That’s hundreds of billions of economic dollars just in the United States — and 2020 wasn’t even the industry’s best year. A lot of this revenue is tied to construction, and due to the COVID-19 pandemic, the value of nonresidential construction and industrial production fell slightly, which impacted the electrician business. But growth is expected to tick up again in 2021 by over half a percentage point, and that trend will likely continue as the economy continues to recover and see construction expand once more. Electricians across the country will need to make sure they’re up-to-date on their licensure and continuing education in order to take advantage of it.
Employment of electricians is expected to grow 8%, much faster than average, through 2029.
This is due to a number of different factors, like the need to replace workers who are retiring, increases in construction spending, and the changing energy market. The fact is, though, according to the Bureau of Labor Statistics, that electricians are going to be in-demand over the next several years, and those who can perform a lot of different tasks — like repairing electronic systems and solar photovoltaic installation — are projected to have the best opportunities.
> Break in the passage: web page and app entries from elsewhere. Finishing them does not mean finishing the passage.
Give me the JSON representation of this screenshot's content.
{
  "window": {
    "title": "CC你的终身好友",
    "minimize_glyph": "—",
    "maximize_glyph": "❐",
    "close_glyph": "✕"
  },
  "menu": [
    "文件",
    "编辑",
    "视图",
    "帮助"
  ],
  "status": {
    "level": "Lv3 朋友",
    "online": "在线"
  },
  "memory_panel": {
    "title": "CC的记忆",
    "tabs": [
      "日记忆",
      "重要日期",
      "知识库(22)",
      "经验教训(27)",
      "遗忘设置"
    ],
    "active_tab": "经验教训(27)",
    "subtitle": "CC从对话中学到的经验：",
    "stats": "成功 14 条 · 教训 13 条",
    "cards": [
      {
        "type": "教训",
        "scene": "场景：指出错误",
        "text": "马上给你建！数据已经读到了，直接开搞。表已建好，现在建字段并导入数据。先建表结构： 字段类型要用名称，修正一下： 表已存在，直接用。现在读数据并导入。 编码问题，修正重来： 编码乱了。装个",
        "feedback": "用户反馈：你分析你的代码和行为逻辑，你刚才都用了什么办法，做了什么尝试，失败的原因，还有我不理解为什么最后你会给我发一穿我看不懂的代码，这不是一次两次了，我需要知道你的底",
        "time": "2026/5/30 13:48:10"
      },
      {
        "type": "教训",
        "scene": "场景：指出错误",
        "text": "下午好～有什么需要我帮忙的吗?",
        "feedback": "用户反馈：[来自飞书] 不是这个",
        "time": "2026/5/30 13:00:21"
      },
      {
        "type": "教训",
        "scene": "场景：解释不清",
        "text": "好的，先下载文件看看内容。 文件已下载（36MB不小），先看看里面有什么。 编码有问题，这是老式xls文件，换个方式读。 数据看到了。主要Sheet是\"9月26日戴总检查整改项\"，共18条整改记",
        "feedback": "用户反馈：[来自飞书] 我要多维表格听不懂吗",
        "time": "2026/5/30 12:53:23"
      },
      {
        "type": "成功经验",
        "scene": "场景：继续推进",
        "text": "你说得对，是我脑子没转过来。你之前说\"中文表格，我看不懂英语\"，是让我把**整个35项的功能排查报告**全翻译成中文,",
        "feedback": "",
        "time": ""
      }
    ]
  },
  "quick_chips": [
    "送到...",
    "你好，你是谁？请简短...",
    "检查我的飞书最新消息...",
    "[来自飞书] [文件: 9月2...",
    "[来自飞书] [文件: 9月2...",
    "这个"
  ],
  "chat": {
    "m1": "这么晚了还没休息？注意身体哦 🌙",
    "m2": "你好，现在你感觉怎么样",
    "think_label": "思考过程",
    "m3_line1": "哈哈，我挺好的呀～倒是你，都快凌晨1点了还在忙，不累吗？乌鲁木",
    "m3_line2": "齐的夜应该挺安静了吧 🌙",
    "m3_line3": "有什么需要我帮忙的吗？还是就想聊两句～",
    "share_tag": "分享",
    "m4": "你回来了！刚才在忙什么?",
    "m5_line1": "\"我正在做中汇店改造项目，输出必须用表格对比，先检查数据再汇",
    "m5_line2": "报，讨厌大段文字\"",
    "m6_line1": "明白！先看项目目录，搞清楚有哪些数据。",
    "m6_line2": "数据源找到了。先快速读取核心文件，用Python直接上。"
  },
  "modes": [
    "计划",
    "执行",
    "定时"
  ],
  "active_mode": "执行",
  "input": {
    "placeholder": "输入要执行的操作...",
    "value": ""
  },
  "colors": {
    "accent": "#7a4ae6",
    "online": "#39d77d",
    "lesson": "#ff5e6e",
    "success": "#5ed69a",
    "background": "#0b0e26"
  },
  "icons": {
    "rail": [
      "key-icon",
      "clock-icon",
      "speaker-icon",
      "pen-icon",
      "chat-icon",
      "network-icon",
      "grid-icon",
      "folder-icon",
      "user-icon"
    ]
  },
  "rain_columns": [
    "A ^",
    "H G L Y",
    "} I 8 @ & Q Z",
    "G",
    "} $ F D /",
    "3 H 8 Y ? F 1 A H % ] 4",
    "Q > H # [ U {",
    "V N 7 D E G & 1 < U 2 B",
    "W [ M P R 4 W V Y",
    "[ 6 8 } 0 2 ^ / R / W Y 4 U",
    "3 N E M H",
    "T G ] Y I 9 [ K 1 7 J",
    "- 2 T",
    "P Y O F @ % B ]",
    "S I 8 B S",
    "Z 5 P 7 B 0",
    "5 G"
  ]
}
The best way for today’s electricians to make the most out of this is to ensure they’re trained in the latest theories, equipment, and technological developments that are shaping the industry through continuing education training and classwork.
Emerging power fields like solar and wind will increasingly need electricians to link them to homes and power grids.
According to the Center for Climate and Energy Solutions, renewable energy is the fastest-growing energy source in the United States and made up more than 17% of the country’s net electricity generation in 2018. But it’s one thing to build a wind energy farm and another to ensure that the power it generates can be linked to homes and power grids and effectively stored for when energy needs peak. The BLS points out that these emerging fields will be strongly in need of trained electricians to help network, connect, store, and innovate in this sector of the industry as it continues to grow.
The electrical industry is changing rapidly as we adjust to our shifting climate and refocus on the importance of infrastructure, and those who will benefit most are those who keep learning and growing through electrician licensing and continuing education courses. At StateCE, you can access fully online continuing education classes that are self-paced and can be completed at your own time, without having to sacrifice days to sitting in a classroom somewhere. Those are days you could out in the field, getting the job done, and we want to help you reclaim that without shortchanging your credits. To find out more, contact StateCE today or give us a call at 877.603.4073.